Ibrahim Saleh, NIQASH, 14 June 2018
In Baghdad, locals have been fretting about dramatic falls in the level of the Tigris river. The government has a plan. Only problem is, that plan requires billions in funding that Iraq does not have.
The passengers in the small bus all peer out anxiously as the vehicle crosses the Sanak bridge – the name used by locals for the Rashid bridge which spans the Tigris river in the middle of Baghdad. They’re not worried about the bridge though, they’re worried about the water levels.
“It’s actually very low,” one passenger says to another.
“We should expect that,” his travelling companion replies, “they are trying to drain the water – and the life – out of Iraq.”
Salah al-Jibouri is the 47-year old driver of the minibus. The passengers call him Uncle Salah. And he’s been driving this route for years. At the beginning of every Iraqi summer, he always hears these same conversations about the amount of water in the Tigris river. But this time, he says resignedly, it’s more serious and people are really worried.
Possibly with good reason. At the time the bus is crossing the bridge, it had only been 24 hours since the Turkish government announced that they had started filling their huge Ilisu Dam to the north. Critics have been talking about the damage that stopping the flow of water in Turkey will do to Iraq for years – but now the problem is clear for all to see, as the Tigris river levels have fallen away dramatically.
Locals could talk about little else. Some Iraqis posted pictures of residents who had been able to walk across the river, which usually requires a boat or a bridge to get over. They were also upset with their own government, which seemed to be confused as to what exactly was going on.
Turkish authorities quickly moved to calm the situation with the Turkish ambassador to Iraq saying that it would take nearly a year to fill the Ilisu dam’s reservoir and the Turkish president Tayyip Erdogan announcing that the filling of the dam had been postponed.
The Iraqi minister for water resources, Hassan al-Janabi, said that the two countries had agreed upon a way for Turkey to fill the dam more slowly, and without stopping as much water flowing into Iraq.
But the problem is far from resolved. Baghdad locals used to worry about flooding in the city during the wetter months. But now, floods are the last thing they need fear. Instead it is the dams being built by neighbouring countries – including Turkey, Iran and Syria – as well as climate change, that are reducing the water flow into their city.
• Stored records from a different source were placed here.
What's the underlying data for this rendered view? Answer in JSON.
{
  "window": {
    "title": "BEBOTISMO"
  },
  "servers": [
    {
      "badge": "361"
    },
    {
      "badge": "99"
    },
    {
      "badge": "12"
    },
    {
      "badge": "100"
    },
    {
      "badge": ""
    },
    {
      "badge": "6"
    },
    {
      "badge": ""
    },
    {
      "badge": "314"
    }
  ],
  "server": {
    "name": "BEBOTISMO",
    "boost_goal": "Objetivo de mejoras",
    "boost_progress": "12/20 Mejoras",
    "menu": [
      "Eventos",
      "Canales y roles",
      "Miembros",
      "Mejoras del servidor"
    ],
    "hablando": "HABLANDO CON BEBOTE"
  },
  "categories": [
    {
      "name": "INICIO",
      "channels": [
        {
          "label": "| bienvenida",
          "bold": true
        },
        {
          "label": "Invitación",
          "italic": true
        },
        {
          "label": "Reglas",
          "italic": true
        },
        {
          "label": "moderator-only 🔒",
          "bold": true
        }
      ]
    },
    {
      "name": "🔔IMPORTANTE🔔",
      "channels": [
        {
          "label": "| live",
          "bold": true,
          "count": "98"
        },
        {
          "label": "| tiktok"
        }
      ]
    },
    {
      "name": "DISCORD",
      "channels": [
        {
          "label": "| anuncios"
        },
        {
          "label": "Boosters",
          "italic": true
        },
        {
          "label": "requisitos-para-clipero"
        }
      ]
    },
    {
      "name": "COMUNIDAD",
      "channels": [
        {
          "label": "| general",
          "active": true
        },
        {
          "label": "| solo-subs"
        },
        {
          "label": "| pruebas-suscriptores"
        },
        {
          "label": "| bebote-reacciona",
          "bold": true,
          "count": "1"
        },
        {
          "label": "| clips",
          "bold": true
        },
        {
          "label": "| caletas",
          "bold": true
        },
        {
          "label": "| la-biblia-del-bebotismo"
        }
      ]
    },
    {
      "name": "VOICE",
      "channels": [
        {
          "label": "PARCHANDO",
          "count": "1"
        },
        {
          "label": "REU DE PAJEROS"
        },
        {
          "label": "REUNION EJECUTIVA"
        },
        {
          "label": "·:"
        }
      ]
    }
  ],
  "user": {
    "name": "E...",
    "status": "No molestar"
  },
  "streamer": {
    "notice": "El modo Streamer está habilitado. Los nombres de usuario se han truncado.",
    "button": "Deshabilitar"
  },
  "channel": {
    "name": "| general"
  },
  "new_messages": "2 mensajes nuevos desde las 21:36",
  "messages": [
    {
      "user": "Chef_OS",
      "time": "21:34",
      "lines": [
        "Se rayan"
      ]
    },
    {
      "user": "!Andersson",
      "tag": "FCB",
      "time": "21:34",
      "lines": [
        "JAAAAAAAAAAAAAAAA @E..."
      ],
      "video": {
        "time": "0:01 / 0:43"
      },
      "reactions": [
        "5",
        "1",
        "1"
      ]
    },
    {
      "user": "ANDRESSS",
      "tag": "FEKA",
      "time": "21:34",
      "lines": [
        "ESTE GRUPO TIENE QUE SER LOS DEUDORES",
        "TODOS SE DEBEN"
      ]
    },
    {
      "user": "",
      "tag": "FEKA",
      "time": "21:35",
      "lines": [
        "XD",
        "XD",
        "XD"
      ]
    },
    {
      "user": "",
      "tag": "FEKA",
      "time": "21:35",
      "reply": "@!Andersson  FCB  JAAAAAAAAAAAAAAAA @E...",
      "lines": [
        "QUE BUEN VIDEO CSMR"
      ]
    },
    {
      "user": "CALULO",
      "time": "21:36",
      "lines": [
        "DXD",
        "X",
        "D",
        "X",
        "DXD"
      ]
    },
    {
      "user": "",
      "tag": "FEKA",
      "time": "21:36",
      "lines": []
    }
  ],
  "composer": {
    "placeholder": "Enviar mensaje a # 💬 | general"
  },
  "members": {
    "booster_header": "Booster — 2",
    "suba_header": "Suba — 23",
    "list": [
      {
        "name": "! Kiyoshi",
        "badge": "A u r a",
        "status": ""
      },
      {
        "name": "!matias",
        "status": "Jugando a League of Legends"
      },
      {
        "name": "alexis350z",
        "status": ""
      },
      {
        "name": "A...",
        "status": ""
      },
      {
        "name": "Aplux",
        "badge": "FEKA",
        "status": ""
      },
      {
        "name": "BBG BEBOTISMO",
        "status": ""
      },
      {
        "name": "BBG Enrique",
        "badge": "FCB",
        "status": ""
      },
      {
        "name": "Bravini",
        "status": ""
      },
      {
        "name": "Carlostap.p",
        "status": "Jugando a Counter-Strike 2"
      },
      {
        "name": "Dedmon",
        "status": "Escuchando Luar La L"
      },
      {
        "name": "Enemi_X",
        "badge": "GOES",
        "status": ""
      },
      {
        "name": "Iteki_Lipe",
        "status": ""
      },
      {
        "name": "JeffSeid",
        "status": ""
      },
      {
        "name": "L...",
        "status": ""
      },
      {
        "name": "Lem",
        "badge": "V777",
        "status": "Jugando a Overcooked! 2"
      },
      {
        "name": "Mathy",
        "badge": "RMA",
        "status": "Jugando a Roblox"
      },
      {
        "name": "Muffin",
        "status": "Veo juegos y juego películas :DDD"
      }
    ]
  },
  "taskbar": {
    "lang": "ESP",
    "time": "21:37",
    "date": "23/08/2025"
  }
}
Over two-thirds of Iraq’s water comes from tributaries it shares with neighbouring countries.
“After these dams were built, Iraq’s share of water decreased by more than 45 percent,” says Zafer Abdullah, a consultant for Iraq’s ministry of water resources.
Iraq has agreements with its neighbours about water flow and how much water the different nations need to share. But some of the treaties are not being adhered to, with, for example, the Iranian government reporting that it cannot stick to a previous deal because climate change has decreased the amount of water to be shared.
The solution would not be to build more dams, the Iraqi ministry of water resources, has stated. Iraq’s own dams are underutilized and would store billions more cubic litres, if they could.
The Iraqi authorities say they have a strategy to see them through until 2035, that would provide water for things like drinking and agriculture. It takes into account the decreased amount of water due to climate change as well as the potential for neighbouring countries to keep blocking or diverting rivers.
However, as al-Janabi says, for the plan to work, it requires 24 “urgent and essential” points to be resolved, at the cost of up to US$3 billion. And that is extra funding the Iraqi national budget cannot afford right now.
Original article here.